This exceptional site provides well researched links to useful websites for graduate students. In particular, the annotated listings under Getting Through - General advice on surviving grad school and Getting Out - Completing that dissertation and getting a job offer something for everyone. A great starting place.
The subtitle of this web site - "Everything I wanted to know about C.S. graduate school at the beginning but didn't learn until later" - is somewhat misleading: it's applicability is much broader than graduate studies in computer science. Conversational in style, it offers solid no-nonsense advice interspersed with inspirational quotes from famous people such as Mark Twain and Louis Pasteur. Fun to read, the suggestions are sometimes profound in their simplicity.
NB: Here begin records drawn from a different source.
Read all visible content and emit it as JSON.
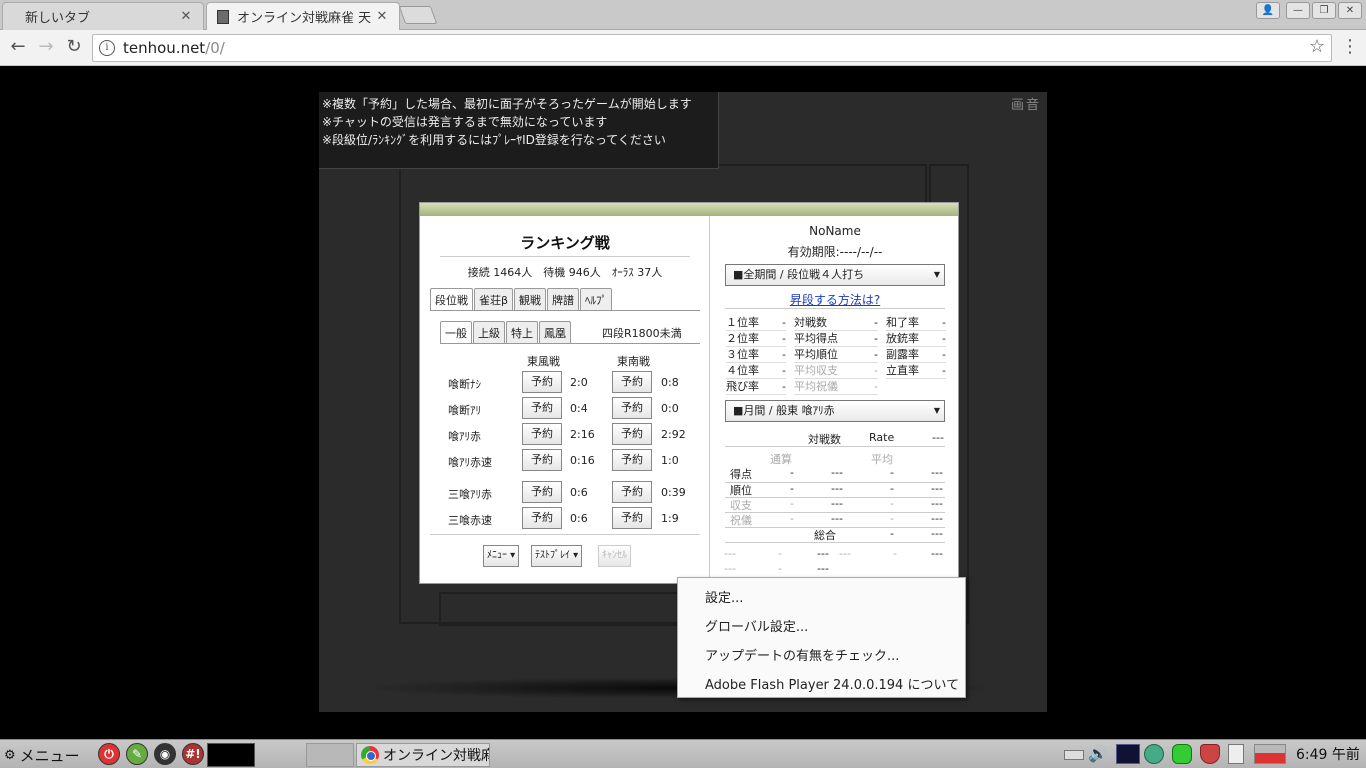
{
  "browser": {
    "tabs": [
      {
        "title": "新しいタブ",
        "active": false
      },
      {
        "title": "オンライン対戦麻雀 天",
        "active": true
      }
    ],
    "url_host": "tenhou.net",
    "url_path": "/0/",
    "window_buttons": [
      "👤",
      "—",
      "❐",
      "✕"
    ]
  },
  "notice": {
    "lines": [
      "※複数「予約」した場合、最初に面子がそろったゲームが開始します",
      "※チャットの受信は発言するまで無効になっています",
      "※段級位/ﾗﾝｷﾝｸﾞを利用するにはﾌﾟﾚｰﾔID登録を行なってください"
    ],
    "corner_icons": "画音"
  },
  "lobby": {
    "title": "ランキング戦",
    "stats": "接続 1464人　待機 946人　ｵｰﾗｽ 37人",
    "main_tabs": [
      "段位戦",
      "雀荘β",
      "観戦",
      "牌譜",
      "ﾍﾙﾌﾟ"
    ],
    "sub_tabs": [
      "一般",
      "上級",
      "特上",
      "鳳凰"
    ],
    "level_note": "四段R1800未満",
    "col_east": "東風戦",
    "col_south": "東南戦",
    "reserve_label": "予約",
    "rooms": [
      {
        "name": "喰断ﾅｼ",
        "east": "2:0",
        "south": "0:8"
      },
      {
        "name": "喰断ｱﾘ",
        "east": "0:4",
        "south": "0:0"
      },
      {
        "name": "喰ｱﾘ赤",
        "east": "2:16",
        "south": "2:92"
      },
      {
        "name": "喰ｱﾘ赤速",
        "east": "0:16",
        "south": "1:0"
      },
      {
        "name": "三喰ｱﾘ赤",
        "east": "0:6",
        "south": "0:39"
      },
      {
        "name": "三喰赤速",
        "east": "0:6",
        "south": "1:9"
      }
    ],
    "menu_btn": "ﾒﾆｭｰ ▾",
    "test_btn": "ﾃｽﾄﾌﾟﾚｲ ▾",
    "cancel_btn": "ｷｬﾝｾﾙ"
  },
  "profile": {
    "name": "NoName",
    "expiry": "有効期限:----/--/--",
    "period_select": "■全期間 / 段位戦４人打ち",
    "howto_link": "昇段する方法は?",
    "stats": [
      {
        "label": "１位率",
        "value": "-"
      },
      {
        "label": "２位率",
        "value": "-"
      },
      {
        "label": "３位率",
        "value": "-"
      },
      {
        "label": "４位率",
        "value": "-"
      },
      {
        "label": "飛び率",
        "value": "-"
      },
      {
        "label": "対戦数",
        "value": "-"
      },
      {
        "label": "平均得点",
        "value": "-"
      },
      {
        "label": "平均順位",
        "value": "-"
      },
      {
        "label": "平均収支",
        "value": "-"
      },
      {
        "label": "平均祝儀",
        "value": "-"
      },
      {
        "label": "和了率",
        "value": "-"
      },
      {
        "label": "放銃率",
        "value": "-"
      },
      {
        "label": "副露率",
        "value": "-"
      },
      {
        "label": "立直率",
        "value": "-"
      }
    ],
    "monthly_select": "■月間 / 般東 喰ｱﾘ赤",
    "monthly": {
      "h_games": "対戦数",
      "h_rate": "Rate",
      "h_rate_val": "---",
      "h_total": "通算",
      "h_avg": "平均",
      "rows": [
        {
          "label": "得点",
          "a": "-",
          "b": "---",
          "c": "-",
          "d": "---"
        },
        {
          "label": "順位",
          "a": "-",
          "b": "---",
          "c": "-",
          "d": "---"
        },
        {
          "label": "収支",
          "a": "-",
          "b": "---",
          "c": "-",
          "d": "---"
        },
        {
          "label": "祝儀",
          "a": "-",
          "b": "---",
          "c": "-",
          "d": "---"
        }
      ],
      "overall_label": "総合",
      "overall_a": "-",
      "overall_b": "---",
      "bottom_rows": [
        {
          "a": "---",
          "b": "-",
          "c": "---",
          "d": "---",
          "e": "-",
          "f": "---"
        },
        {
          "a": "---",
          "b": "-",
          "c": "---"
        }
      ]
    }
  },
  "context_menu": {
    "items": [
      "設定...",
      "グローバル設定...",
      "アップデートの有無をチェック...",
      "Adobe Flash Player 24.0.0.194  について"
    ]
  },
  "taskbar": {
    "menu_label": "メニュー",
    "window_title": "オンライン対戦麻雀 天鳳",
    "clock": "6:49 午前",
    "hash_label": "#!"
  },
  "colors": {
    "panel_bar": "#a5b27b",
    "link": "#1a3cc4",
    "flash_bg": "#2b2b2b"
  }
}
ASGS is an American based service organization for graduate students. They provide information and 'products' (i.e. you pay) to assist students with planning and completing their thesis or dissertation. Some items such as back copies of their publication (Thesis News) must be paid for, but some 'Thesis Tips' and current articles from the publication are usually posted. In addition, archived material from 'Doc Talk' is available. This is a moderated email discussion group for graduate students. 'The Best of Doc Talk' provides some interesting (and honest!) discussions related to Writer's Block, Working with Advisors, Oral examinations, and job searching. You might find some useful tips here.
This site contains a variety of resources under the headings of e-mentors, crisis line, articles, resources, and worldview. The "articles" section is perhaps the most useful to Canadian grad students - example topics include in-depth discussions of time management, and coping with academic and financial pressures. The information under "worldview" is listed as dealing with "deeper philosophical and spiritual issues"; browsers are at complete liberty to choose whether or not to view this section.
The information isn't new - written in 1994 - but this website is still a favourite. The abstract cautions that the intent is not to provide prescriptive advice but to raise awareness. In fact, it's full of advice. That's fine, because it's really good advice! Looking for ideas on dealing with the daily grind of graduate school, staying motivated, or thesis writing? Take a look at this website.